(Data records for software interfaces)
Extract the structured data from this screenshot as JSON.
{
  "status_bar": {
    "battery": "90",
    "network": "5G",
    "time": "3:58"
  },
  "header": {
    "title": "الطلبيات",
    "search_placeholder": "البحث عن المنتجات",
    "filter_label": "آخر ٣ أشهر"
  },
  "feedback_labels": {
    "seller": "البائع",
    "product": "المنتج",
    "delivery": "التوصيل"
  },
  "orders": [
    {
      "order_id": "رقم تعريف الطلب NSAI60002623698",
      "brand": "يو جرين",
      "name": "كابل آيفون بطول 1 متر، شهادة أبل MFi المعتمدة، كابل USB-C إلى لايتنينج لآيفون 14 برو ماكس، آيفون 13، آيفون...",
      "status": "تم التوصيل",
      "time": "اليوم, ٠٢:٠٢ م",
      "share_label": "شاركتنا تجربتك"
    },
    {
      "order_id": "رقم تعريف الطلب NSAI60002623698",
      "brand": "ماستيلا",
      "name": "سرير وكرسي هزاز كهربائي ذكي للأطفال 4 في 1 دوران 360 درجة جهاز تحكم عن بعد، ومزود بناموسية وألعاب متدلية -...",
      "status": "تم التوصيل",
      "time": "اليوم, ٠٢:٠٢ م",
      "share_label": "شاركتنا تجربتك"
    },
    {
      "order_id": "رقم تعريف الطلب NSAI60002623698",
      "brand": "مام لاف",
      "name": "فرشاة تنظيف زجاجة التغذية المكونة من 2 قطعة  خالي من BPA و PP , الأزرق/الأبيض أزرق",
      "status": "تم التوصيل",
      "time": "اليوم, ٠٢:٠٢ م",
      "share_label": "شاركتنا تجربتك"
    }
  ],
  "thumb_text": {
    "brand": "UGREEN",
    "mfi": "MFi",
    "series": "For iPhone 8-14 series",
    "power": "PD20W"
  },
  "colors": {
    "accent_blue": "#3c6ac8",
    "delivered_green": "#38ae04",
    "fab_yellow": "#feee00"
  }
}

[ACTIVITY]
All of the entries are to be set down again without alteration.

[ANSWER SPACE]
Extract the structured data from this screenshot as JSON.
{
  "status_bar": {
    "battery": "90",
    "network": "5G",
    "time": "3:58"
  },
  "header": {
    "title": "الطلبيات",
    "search_placeholder": "البحث عن المنتجات",
    "filter_label": "آخر ٣ أشهر"
  },
  "feedback_labels": {
    "seller": "البائع",
    "product": "المنتج",
    "delivery": "التوصيل"
  },
  "orders": [
    {
      "order_id": "رقم تعريف الطلب NSAI60002623698",
      "brand": "يو جرين",
      "name": "كابل آيفون بطول 1 متر، شهادة أبل MFi المعتمدة، كابل USB-C إلى لايتنينج لآيفون 14 برو ماكس، آيفون 13، آيفون...",
      "status": "تم التوصيل",
      "time": "اليوم, ٠٢:٠٢ م",
      "share_label": "شاركتنا تجربتك"
    },
    {
      "order_id": "رقم تعريف الطلب NSAI60002623698",
      "brand": "ماستيلا",
      "name": "سرير وكرسي هزاز كهربائي ذكي للأطفال 4 في 1 دوران 360 درجة جهاز تحكم عن بعد، ومزود بناموسية وألعاب متدلية -...",
      "status": "تم التوصيل",
      "time": "اليوم, ٠٢:٠٢ م",
      "share_label": "شاركتنا تجربتك"
    },
    {
      "order_id": "رقم تعريف الطلب NSAI60002623698",
      "brand": "مام لاف",
      "name": "فرشاة تنظيف زجاجة التغذية المكونة من 2 قطعة  خالي من BPA و PP , الأزرق/الأبيض أزرق",
      "status": "تم التوصيل",
      "time": "اليوم, ٠٢:٠٢ م",
      "share_label": "شاركتنا تجربتك"
    }
  ],
  "thumb_text": {
    "brand": "UGREEN",
    "mfi": "MFi",
    "series": "For iPhone 8-14 series",
    "power": "PD20W"
  },
  "colors": {
    "accent_blue": "#3c6ac8",
    "delivered_green": "#38ae04",
    "fab_yellow": "#feee00"
  }
}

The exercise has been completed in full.